EXERCISE
Copy out the listing below exactly, please, and skip any pictures.
# # # #
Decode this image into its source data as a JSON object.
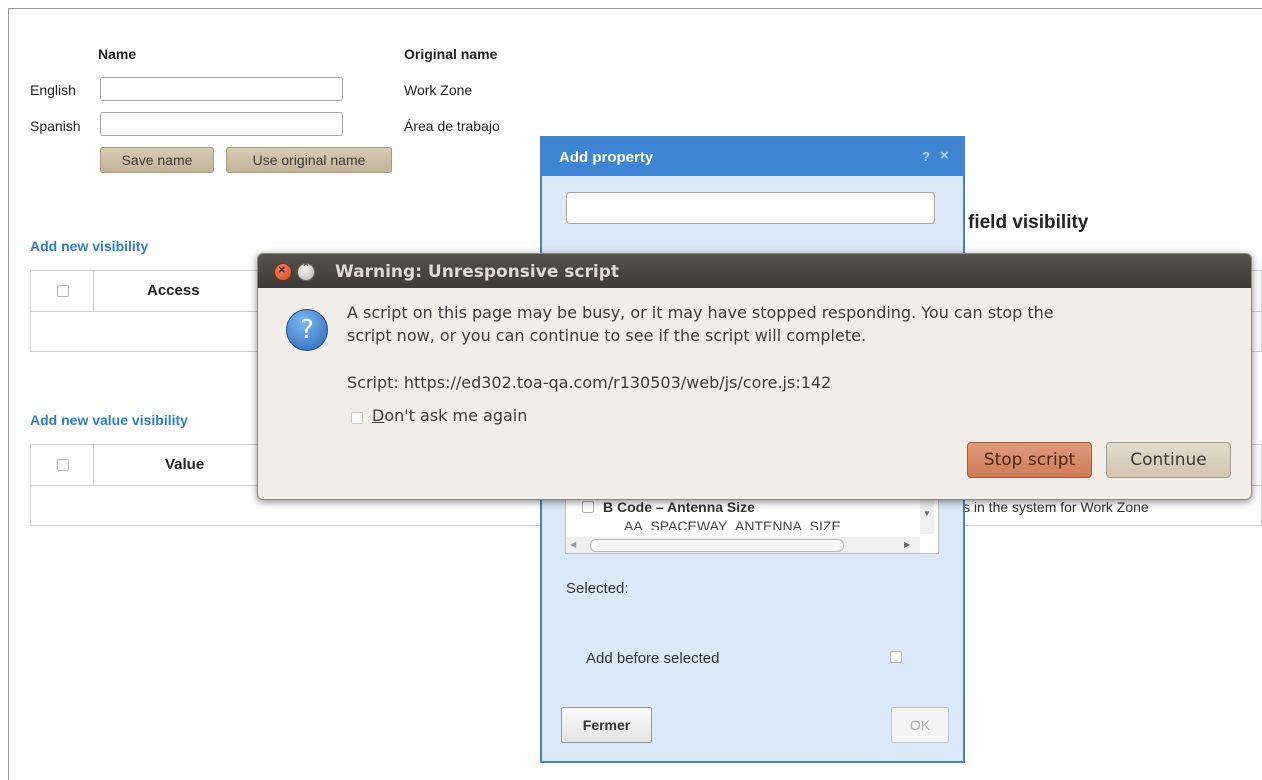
{
  "names": {
    "header_name": "Name",
    "header_original": "Original name",
    "rows": [
      {
        "lang": "English",
        "value": "",
        "original": "Work Zone"
      },
      {
        "lang": "Spanish",
        "value": "",
        "original": "Área de trabajo"
      }
    ],
    "save_button": "Save name",
    "use_original_button": "Use original name"
  },
  "field_visibility_heading": "field visibility",
  "visibility": {
    "add_link": "Add new visibility",
    "column": "Access"
  },
  "value_visibility": {
    "add_link": "Add new value visibility",
    "column": "Value",
    "partial_text": "s in the system for Work Zone"
  },
  "add_property_dialog": {
    "title": "Add property",
    "help_icon": "?",
    "close_icon": "×",
    "search_value": "",
    "list_item": {
      "label": "B Code – Antenna Size",
      "code": "AA_SPACEWAY_ANTENNA_SIZE"
    },
    "selected_label": "Selected:",
    "add_before_label": "Add before selected",
    "close_button": "Fermer",
    "ok_button": "OK"
  },
  "warning_dialog": {
    "title": "Warning: Unresponsive script",
    "message_line1": "A script on this page may be busy, or it may have stopped responding. You can stop the",
    "message_line2": "script now, or you can continue to see if the script will complete.",
    "script_line": "Script: https://ed302.toa-qa.com/r130503/web/js/core.js:142",
    "dont_ask_prefix": "D",
    "dont_ask_rest": "on't ask me again",
    "stop_button": "Stop script",
    "continue_button": "Continue",
    "icon": "?"
  }
}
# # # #
RESPONSE
Decode this image into its source data as a JSON object.
{
  "names": {
    "header_name": "Name",
    "header_original": "Original name",
    "rows": [
      {
        "lang": "English",
        "value": "",
        "original": "Work Zone"
      },
      {
        "lang": "Spanish",
        "value": "",
        "original": "Área de trabajo"
      }
    ],
    "save_button": "Save name",
    "use_original_button": "Use original name"
  },
  "field_visibility_heading": "field visibility",
  "visibility": {
    "add_link": "Add new visibility",
    "column": "Access"
  },
  "value_visibility": {
    "add_link": "Add new value visibility",
    "column": "Value",
    "partial_text": "s in the system for Work Zone"
  },
  "add_property_dialog": {
    "title": "Add property",
    "help_icon": "?",
    "close_icon": "×",
    "search_value": "",
    "list_item": {
      "label": "B Code – Antenna Size",
      "code": "AA_SPACEWAY_ANTENNA_SIZE"
    },
    "selected_label": "Selected:",
    "add_before_label": "Add before selected",
    "close_button": "Fermer",
    "ok_button": "OK"
  },
  "warning_dialog": {
    "title": "Warning: Unresponsive script",
    "message_line1": "A script on this page may be busy, or it may have stopped responding. You can stop the",
    "message_line2": "script now, or you can continue to see if the script will complete.",
    "script_line": "Script: https://ed302.toa-qa.com/r130503/web/js/core.js:142",
    "dont_ask_prefix": "D",
    "dont_ask_rest": "on't ask me again",
    "stop_button": "Stop script",
    "continue_button": "Continue",
    "icon": "?"
  }
}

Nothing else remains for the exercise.